It said that this will be in place for two years, effective from 1 April 2023 to 31 March 2025.
Industries that can benefit from the refund have widely welcomed the move, as they have been spending millions of rands on diesel for their generators, impacting the cost of doing business, which ultimately feeds into the price of food sold to customers.
However, other industries involved in the value chain for food – such as retailers who store, stock, refrigerate and sell products to consumers – have not been exempted and will continue to spend millions of rands each month with no relief.
Counter to many expectations, food manufacturers will not be given full relief – the refund is only 80% of the Road Accident Fund levy.
Currently, the RAF levy is at R2.18 per litre of 95 petrol. This will remain the going rate, with no increases coming into effect for 2023. Even with the refund, food manufacturers will still have to pay 44 cents per litre towards this tax.
“Budget 2023 simply stated that ‘a similar refund on the RAF levy for diesel used in the manufacturing process – such as for generators – will be extended to the manufacturers of foodstuffs’,” PwC noted.
“The general expectation was that the refund would be available for the full RAF levy; however, the draft amendments only allow for an 80% refund of the RAF levy. No relief is proposed for the general fuel levy,” it said.
It also appears that the refund process will be complicated by red tape and admin, which PwC said seems onerous.
“The draft provisions detail the requirements in respect of the application for registration and claiming of the refund, as well as onerous record-keeping requirements.”
“It is not clear whether the refund user registration process will be manual or electronic.

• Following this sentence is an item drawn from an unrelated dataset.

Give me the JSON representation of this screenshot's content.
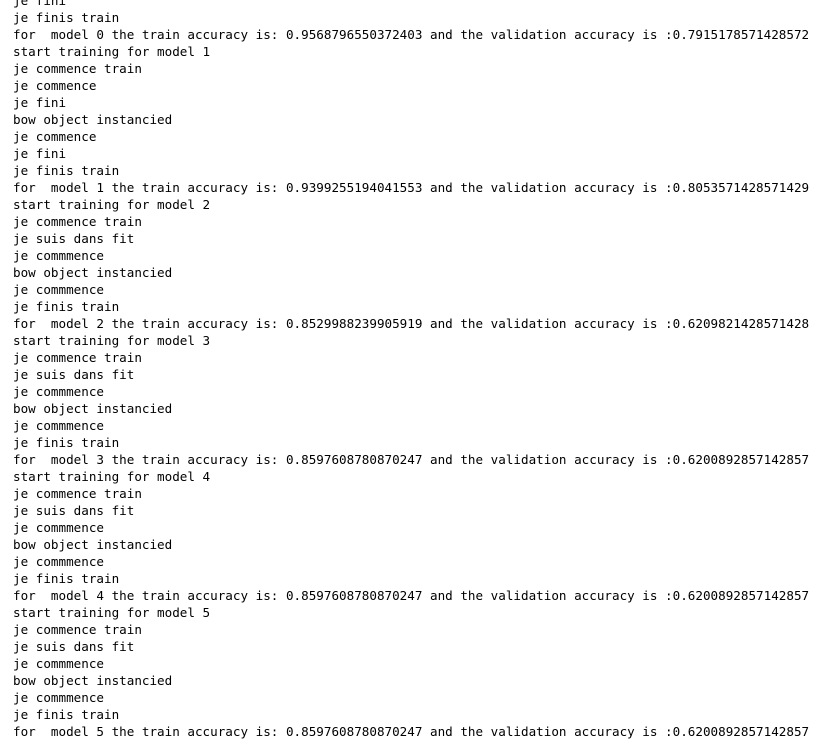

Although the refund user must be registered for VAT, the diesel refund claim will be by way of submitting a DA66 form – and it is unclear as to whether the DA66 form will need to be submitted manually or electronically, as well as the intervals for submitting the refund claims,” the group said.
The relief is also limiting in another way.
The draft provisions require that the diesel must be used in stationary fixed electric power generators. They exclude mobile portable electric power generators and refer to a ‘storage tank’ and related record keeping.
According to PwC, there are also lingering questions about how the refund will apply to other operations of the same business on the same premises.
“In practice, manufacturers of foodstuffs may also carry on other operations – i.e. not qualifying as foodstuff manufacturing – at the same premises and use the diesel to generate electricity to carry on all of these activities simultaneously. It is not clear how the diesel usage and concomitant refund should be determined in these scenarios.”
In terms of the businesses that actually qualify for the relief, the definitions of foodstuff and manufacturer can be quite muddy. While PwC noted that the proposed provisions are quite clear in their definitions, it is complicated by exclusions.
For example, qualifying foodstuffs are comprehensive and include a wide range of food products such as live animals, processed meats, dairy products, nuts, flour, cereals and confectionery.
But while sausages are included, sausage casings are excluded. Foods preserved in vinegar are also included, but vinegar itself is excluded.
“The refund user will have to evaluate the manufacturing process and any constituents thereof to determine whether the activities would qualify as the ‘manufacturing’ of ‘foodstuff’ under the respective chapters,” the tax experts said.
PwC said that affected taxpayers will first need to establish whether they qualify for the refund at all – and if they do, they will need to get ready to trudge through the systems and processes necessary to take advantage of it.
Comments on the draft provisions and the accompanying draft forms are due for submission on or before 24 March 2023.